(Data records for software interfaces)

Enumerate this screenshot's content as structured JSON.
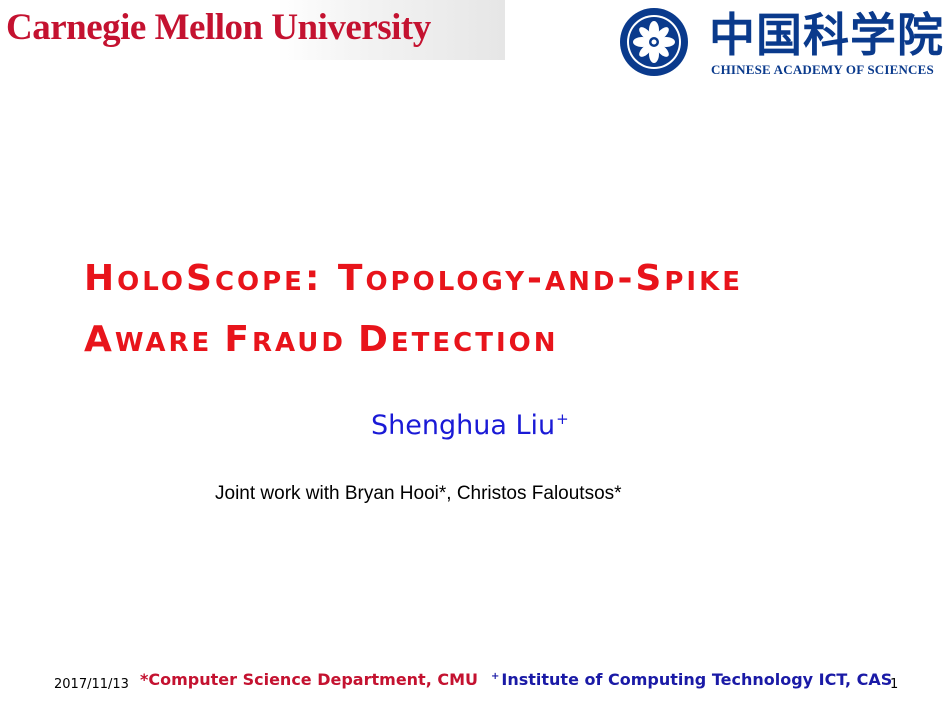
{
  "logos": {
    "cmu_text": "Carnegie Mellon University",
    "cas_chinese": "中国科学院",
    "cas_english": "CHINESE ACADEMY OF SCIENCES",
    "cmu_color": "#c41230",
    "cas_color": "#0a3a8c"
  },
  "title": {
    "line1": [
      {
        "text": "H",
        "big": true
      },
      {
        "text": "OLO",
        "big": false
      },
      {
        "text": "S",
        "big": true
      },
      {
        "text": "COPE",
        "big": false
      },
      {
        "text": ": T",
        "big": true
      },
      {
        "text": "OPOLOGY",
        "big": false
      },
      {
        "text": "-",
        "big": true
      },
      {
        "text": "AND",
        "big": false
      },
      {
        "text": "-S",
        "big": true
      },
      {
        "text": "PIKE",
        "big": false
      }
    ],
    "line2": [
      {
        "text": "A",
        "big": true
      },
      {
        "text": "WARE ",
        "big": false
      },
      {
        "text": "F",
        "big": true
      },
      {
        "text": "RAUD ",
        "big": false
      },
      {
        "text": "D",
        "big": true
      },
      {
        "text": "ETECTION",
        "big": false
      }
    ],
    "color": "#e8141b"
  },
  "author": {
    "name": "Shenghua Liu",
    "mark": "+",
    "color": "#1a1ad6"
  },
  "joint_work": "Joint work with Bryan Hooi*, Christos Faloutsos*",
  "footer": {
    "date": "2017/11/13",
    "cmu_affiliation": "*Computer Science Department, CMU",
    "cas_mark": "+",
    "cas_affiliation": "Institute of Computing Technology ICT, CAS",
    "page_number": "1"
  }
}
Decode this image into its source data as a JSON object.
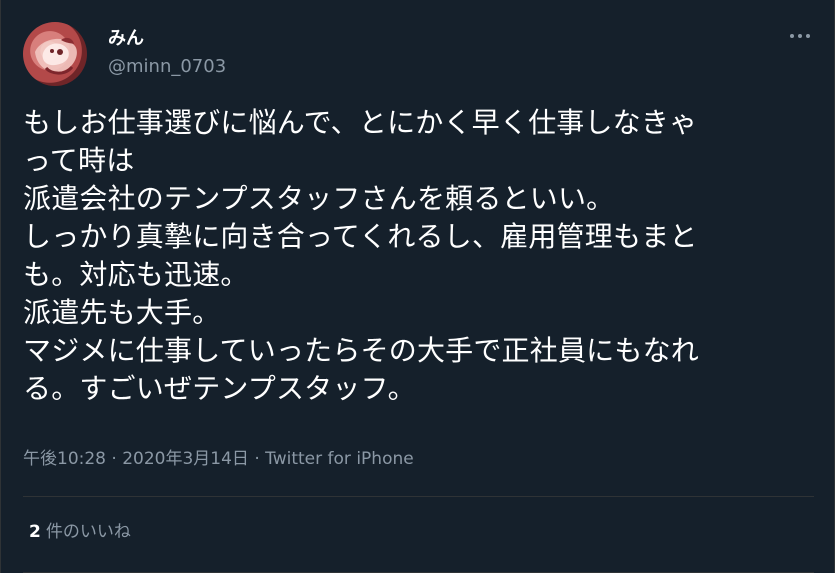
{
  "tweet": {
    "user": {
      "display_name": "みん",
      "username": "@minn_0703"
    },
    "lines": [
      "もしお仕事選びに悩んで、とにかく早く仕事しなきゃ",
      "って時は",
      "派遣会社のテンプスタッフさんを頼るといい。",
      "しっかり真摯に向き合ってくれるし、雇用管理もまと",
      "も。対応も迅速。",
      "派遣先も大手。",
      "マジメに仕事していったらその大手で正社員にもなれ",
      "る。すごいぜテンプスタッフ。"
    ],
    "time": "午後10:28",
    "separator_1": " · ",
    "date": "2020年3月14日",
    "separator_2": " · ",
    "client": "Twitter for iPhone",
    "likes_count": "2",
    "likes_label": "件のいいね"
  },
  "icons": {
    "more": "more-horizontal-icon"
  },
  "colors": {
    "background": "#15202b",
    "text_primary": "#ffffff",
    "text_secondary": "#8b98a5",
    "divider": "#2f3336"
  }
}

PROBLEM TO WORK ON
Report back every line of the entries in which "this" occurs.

SOLUTION TO THE PROBLEM
Enumerate this screenshot's content as structured JSON.
Decode this image into its source data as a JSON object.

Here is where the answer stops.